_Dataset rows describing interfaces_:
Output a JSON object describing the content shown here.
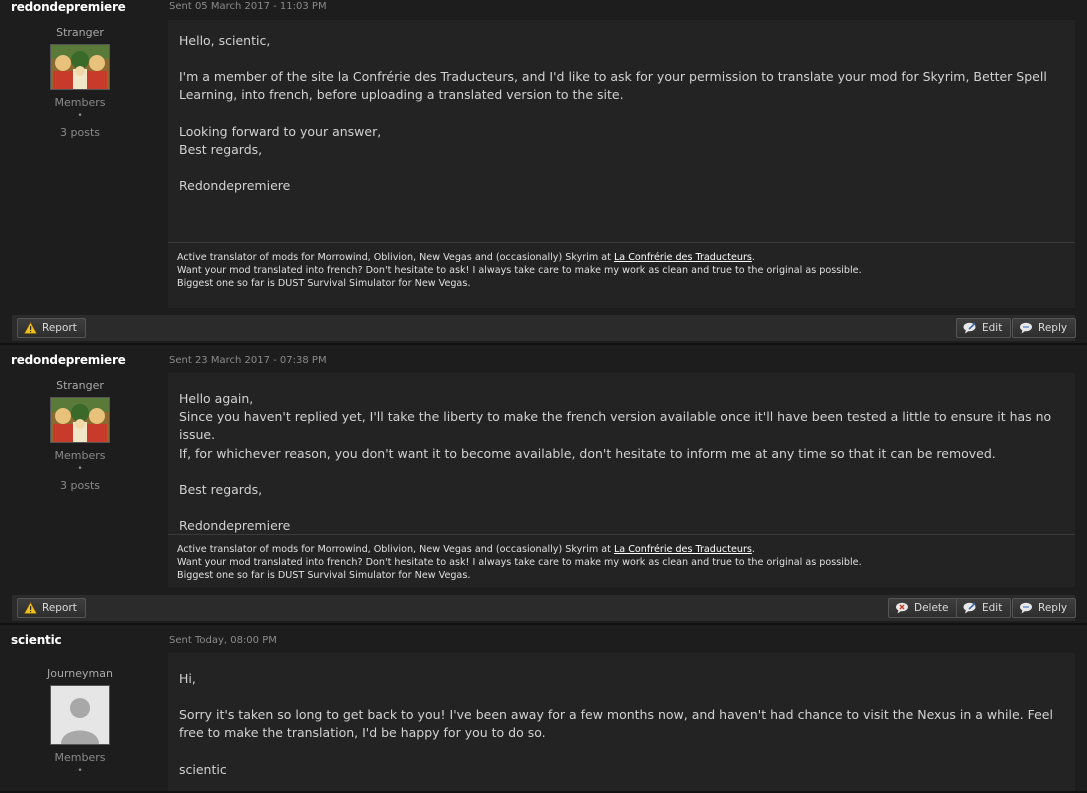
{
  "messages": [
    {
      "author": "redondepremiere",
      "sent": "Sent 05 March 2017 - 11:03 PM",
      "rank": "Stranger",
      "group": "Members",
      "dot": "•",
      "posts": "3 posts",
      "body": [
        "Hello, scientic,",
        "I'm a member of the site la Confrérie des Traducteurs, and I'd like to ask for your permission to translate your mod for Skyrim, Better Spell Learning, into french, before uploading a translated version to the site.",
        "Looking forward to your answer,",
        "Best regards,",
        "Redondepremiere"
      ],
      "signature": {
        "line1_before": "Active translator of mods for Morrowind, Oblivion, New Vegas and (occasionally) Skyrim at ",
        "link": "La Confrérie des Traducteurs",
        "line1_after": ".",
        "line2": "Want your mod translated into french? Don't hesitate to ask! I always take care to make my work as clean and true to the original as possible.",
        "line3": "Biggest one so far is DUST Survival Simulator for New Vegas."
      },
      "buttons": {
        "report": "Report",
        "edit": "Edit",
        "reply": "Reply"
      }
    },
    {
      "author": "redondepremiere",
      "sent": "Sent 23 March 2017 - 07:38 PM",
      "rank": "Stranger",
      "group": "Members",
      "dot": "•",
      "posts": "3 posts",
      "body": [
        "Hello again,",
        "Since you haven't replied yet, I'll take the liberty to make the french version available once it'll have been tested a little to ensure it has no issue.",
        "If, for whichever reason, you don't want it to become available, don't hesitate to inform me at any time so that it can be removed.",
        "Best regards,",
        "Redondepremiere"
      ],
      "signature": {
        "line1_before": "Active translator of mods for Morrowind, Oblivion, New Vegas and (occasionally) Skyrim at ",
        "link": "La Confrérie des Traducteurs",
        "line1_after": ".",
        "line2": "Want your mod translated into french? Don't hesitate to ask! I always take care to make my work as clean and true to the original as possible.",
        "line3": "Biggest one so far is DUST Survival Simulator for New Vegas."
      },
      "buttons": {
        "report": "Report",
        "delete": "Delete",
        "edit": "Edit",
        "reply": "Reply"
      }
    },
    {
      "author": "scientic",
      "sent": "Sent Today, 08:00 PM",
      "rank": "Journeyman",
      "group": "Members",
      "dot": "•",
      "body": [
        "Hi,",
        "Sorry it's taken so long to get back to you! I've been away for a few months now, and haven't had chance to visit the Nexus in a while. Feel free to make the translation, I'd be happy for you to do so.",
        "scientic"
      ]
    }
  ]
}
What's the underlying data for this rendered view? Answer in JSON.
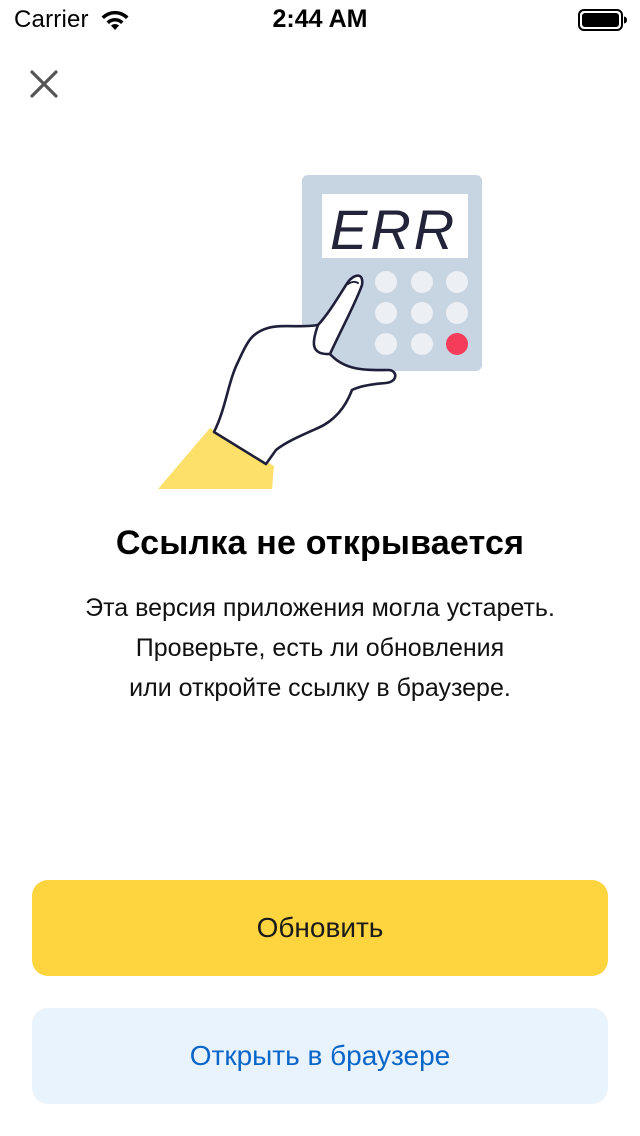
{
  "status_bar": {
    "carrier": "Carrier",
    "time": "2:44 AM",
    "wifi_icon": "wifi-icon",
    "battery_icon": "battery-icon"
  },
  "close": {
    "icon": "close-icon"
  },
  "illustration": {
    "display_text": "ERR",
    "accent_button_color": "#f53d5b",
    "calculator_color": "#c7d4e1",
    "sleeve_color": "#fde06a"
  },
  "content": {
    "title": "Ссылка не открывается",
    "description_lines": [
      "Эта версия приложения могла устареть.",
      "Проверьте, есть ли обновления",
      "или откройте ссылку в браузере."
    ]
  },
  "actions": {
    "update_label": "Обновить",
    "open_browser_label": "Открыть в браузере"
  },
  "colors": {
    "primary_button": "#fed43f",
    "secondary_button": "#e8f3fd",
    "link_text": "#0a66c8"
  }
}
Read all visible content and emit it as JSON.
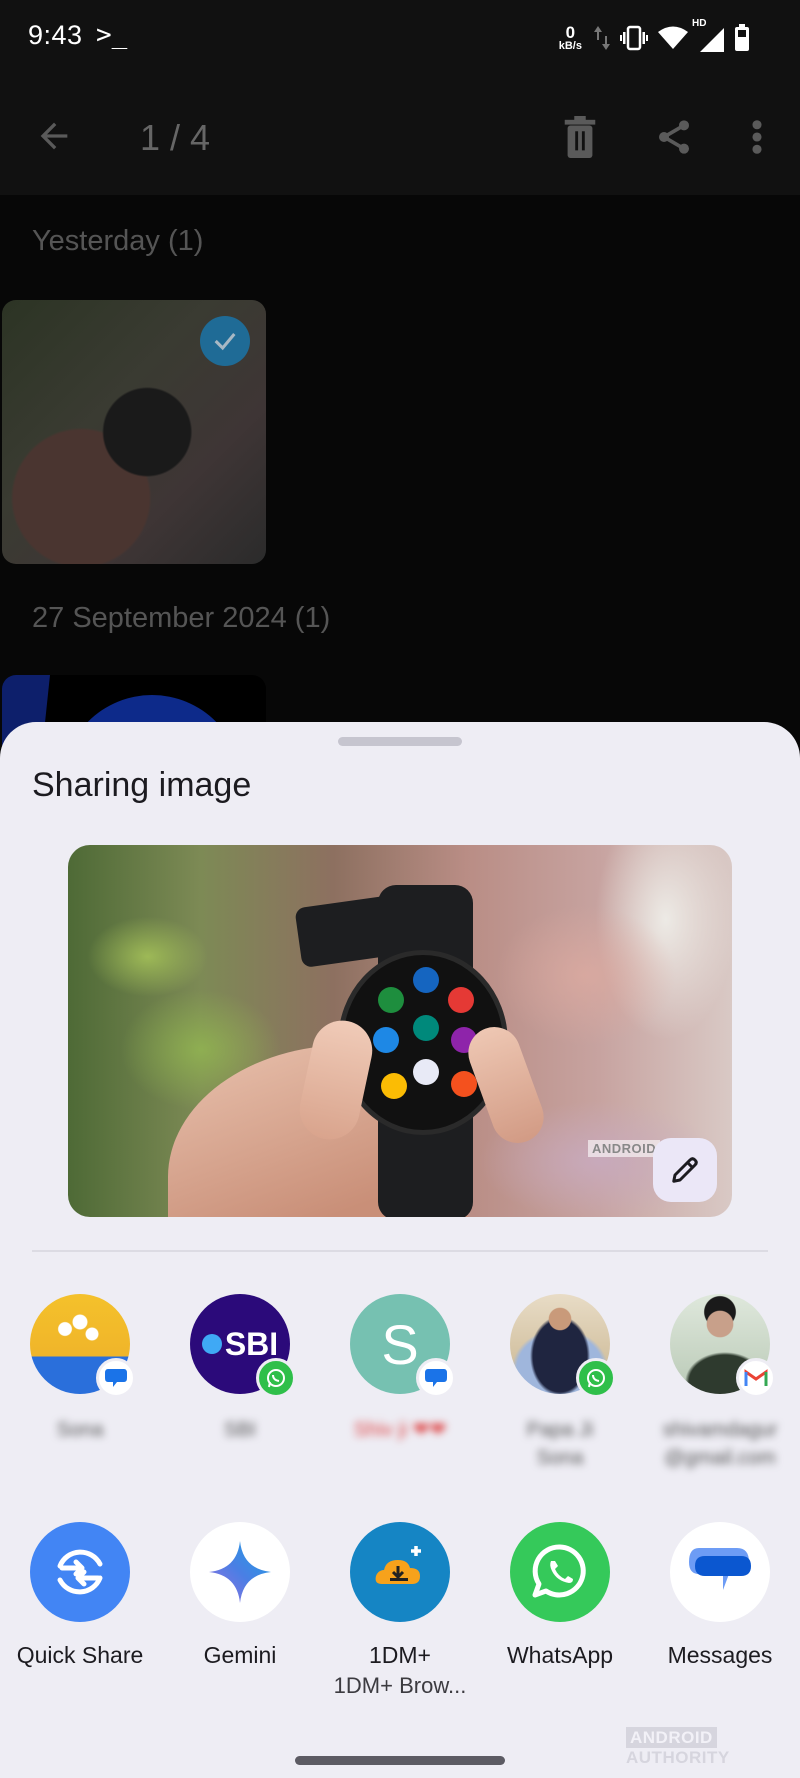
{
  "status_bar": {
    "time": "9:43",
    "terminal_glyph": ">_",
    "net_speed_value": "0",
    "net_speed_unit": "kB/s",
    "network_badge": "HD",
    "icons": [
      "data-activity-icon",
      "vibrate-icon",
      "wifi-icon",
      "cellular-signal-icon",
      "battery-icon"
    ]
  },
  "app_bar": {
    "counter": "1 / 4",
    "back_icon": "arrow-back-icon",
    "actions": [
      "delete-icon",
      "share-icon",
      "more-vert-icon"
    ]
  },
  "gallery": {
    "sections": [
      {
        "title": "Yesterday (1)",
        "selected": true
      },
      {
        "title": "27 September 2024 (1)",
        "selected": false
      }
    ]
  },
  "share_sheet": {
    "title": "Sharing image",
    "preview": {
      "watermark": "ANDROID",
      "edit_icon": "pencil-icon"
    },
    "contacts": [
      {
        "name": "Sona",
        "avatar": "flowers-vase",
        "via": "Messages",
        "via_color": "#1a73e8"
      },
      {
        "name": "SBI",
        "avatar": "SBI",
        "avatar_bg": "#2b0a7a",
        "via": "WhatsApp",
        "via_color": "#2fbf4a"
      },
      {
        "name": "Shiv ji ❤❤",
        "avatar": "S",
        "avatar_bg": "#76c1b1",
        "via": "Messages",
        "via_color": "#1a73e8"
      },
      {
        "name": "Papa Ji Sona",
        "avatar": "photo-man",
        "via": "WhatsApp",
        "via_color": "#2fbf4a"
      },
      {
        "name": "shivamdagur@gmail.com",
        "avatar": "photo-young-man",
        "via": "Gmail",
        "via_color": "#ea4335"
      }
    ],
    "apps": [
      {
        "label": "Quick Share",
        "sub": "",
        "bg": "#4285f4"
      },
      {
        "label": "Gemini",
        "sub": "",
        "bg": "#ffffff"
      },
      {
        "label": "1DM+",
        "sub": "1DM+ Brow...",
        "bg": "#1585c4"
      },
      {
        "label": "WhatsApp",
        "sub": "",
        "bg": "#35c95a"
      },
      {
        "label": "Messages",
        "sub": "",
        "bg": "#ffffff"
      }
    ],
    "watermark": {
      "boxed": "ANDROID",
      "text": "AUTHORITY"
    }
  }
}
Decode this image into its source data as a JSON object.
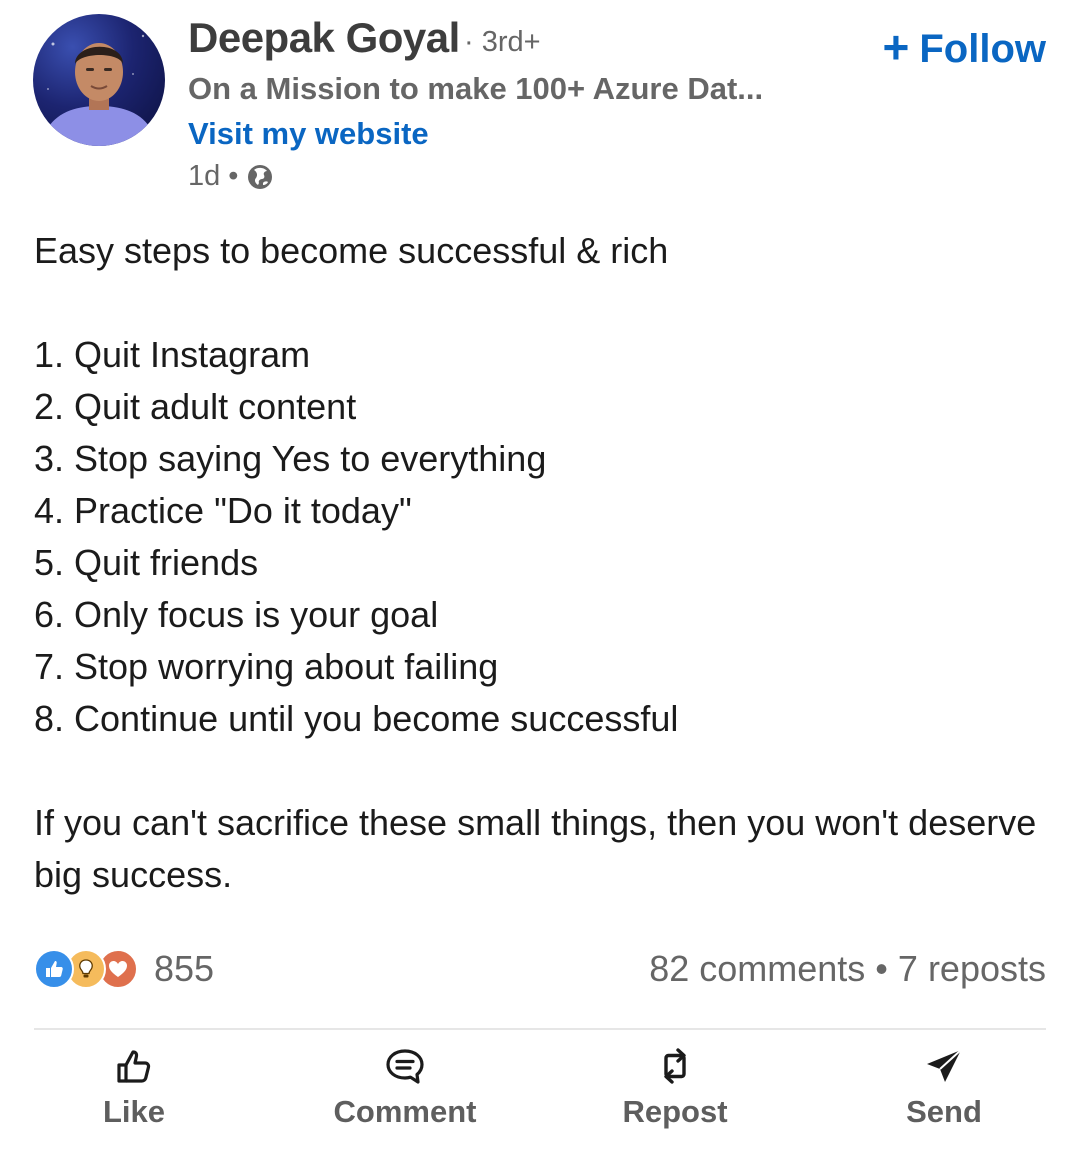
{
  "author": {
    "name": "Deepak Goyal",
    "degree": "· 3rd+",
    "headline": "On a Mission to make 100+ Azure Dat...",
    "website_link": "Visit my website",
    "time": "1d",
    "meta_sep": "•",
    "visibility_icon": "globe-icon"
  },
  "follow": {
    "plus": "+",
    "label": "Follow"
  },
  "post": {
    "intro": "Easy steps to become successful & rich",
    "steps": [
      "1.  Quit Instagram",
      "2. Quit adult content",
      "3. Stop saying Yes to everything",
      "4. Practice \"Do it today\"",
      "5. Quit friends",
      "6. Only focus is your goal",
      "7. Stop worrying about failing",
      "8. Continue until you become successful"
    ],
    "closing": "If you can't sacrifice these small things, then you won't deserve big success."
  },
  "social": {
    "reaction_icons": [
      "like-reaction-icon",
      "insightful-reaction-icon",
      "love-reaction-icon"
    ],
    "reaction_count": "855",
    "comments": "82 comments",
    "sep": "•",
    "reposts": "7 reposts"
  },
  "actions": {
    "like": "Like",
    "comment": "Comment",
    "repost": "Repost",
    "send": "Send"
  },
  "colors": {
    "accent": "#0a66c2",
    "muted": "#666666",
    "text": "#1b1b1b",
    "like_reaction": "#378fe9",
    "insightful_reaction": "#f5bb5c",
    "love_reaction": "#df704d"
  }
}
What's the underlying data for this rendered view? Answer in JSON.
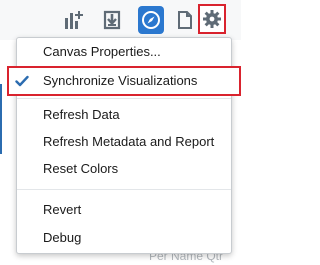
{
  "toolbar": {
    "buttons": [
      {
        "name": "add-visualization-button",
        "icon": "bar-chart-plus-icon"
      },
      {
        "name": "import-button",
        "icon": "import-icon"
      },
      {
        "name": "explore-button",
        "icon": "compass-icon",
        "active": true
      },
      {
        "name": "page-button",
        "icon": "page-icon"
      },
      {
        "name": "settings-button",
        "icon": "gear-icon",
        "highlighted": true
      }
    ]
  },
  "menu": {
    "items": [
      {
        "label": "Canvas Properties..."
      },
      {
        "label": "Synchronize Visualizations",
        "checked": true
      },
      {
        "label": "Refresh Data"
      },
      {
        "label": "Refresh Metadata and Report"
      },
      {
        "label": "Reset Colors"
      },
      {
        "label": "Revert"
      },
      {
        "label": "Debug"
      }
    ]
  },
  "background": {
    "faded_text": "Per Name Qtr"
  },
  "colors": {
    "accent_blue": "#2b78cf",
    "highlight_red": "#d9232e",
    "icon_gray": "#5f6b76",
    "check_blue": "#2b6cb0"
  }
}
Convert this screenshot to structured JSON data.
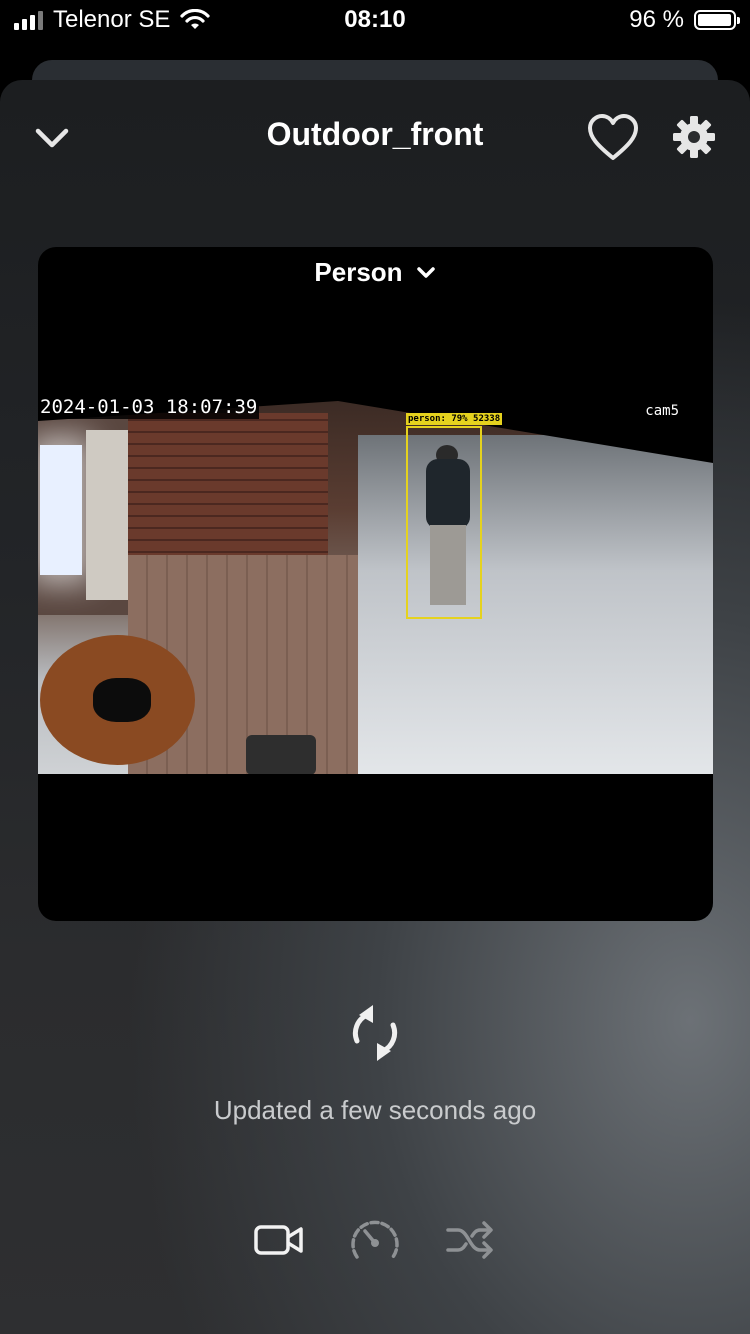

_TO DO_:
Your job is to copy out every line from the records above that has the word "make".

_SOLVED PROBLEM_:
        "line2": "Want your mod translated into french? Don't hesitate to ask! I always take care to make my work as clean and true to the original as possible.",
        "Since you haven't replied yet, I'll take the liberty to make the french version available once it'll have been tested a little to ensure it has no issue.",
        "line2": "Want your mod translated into french? Don't hesitate to ask! I always take care to make my work as clean and true to the original as possible.",
        "Sorry it's taken so long to get back to you! I've been away for a few months now, and haven't had chance to visit the Nexus in a while. Feel free to make the translation, I'd be happy for you to do so.",
    "headline": "On a Mission to make 100+ Azure Dat...",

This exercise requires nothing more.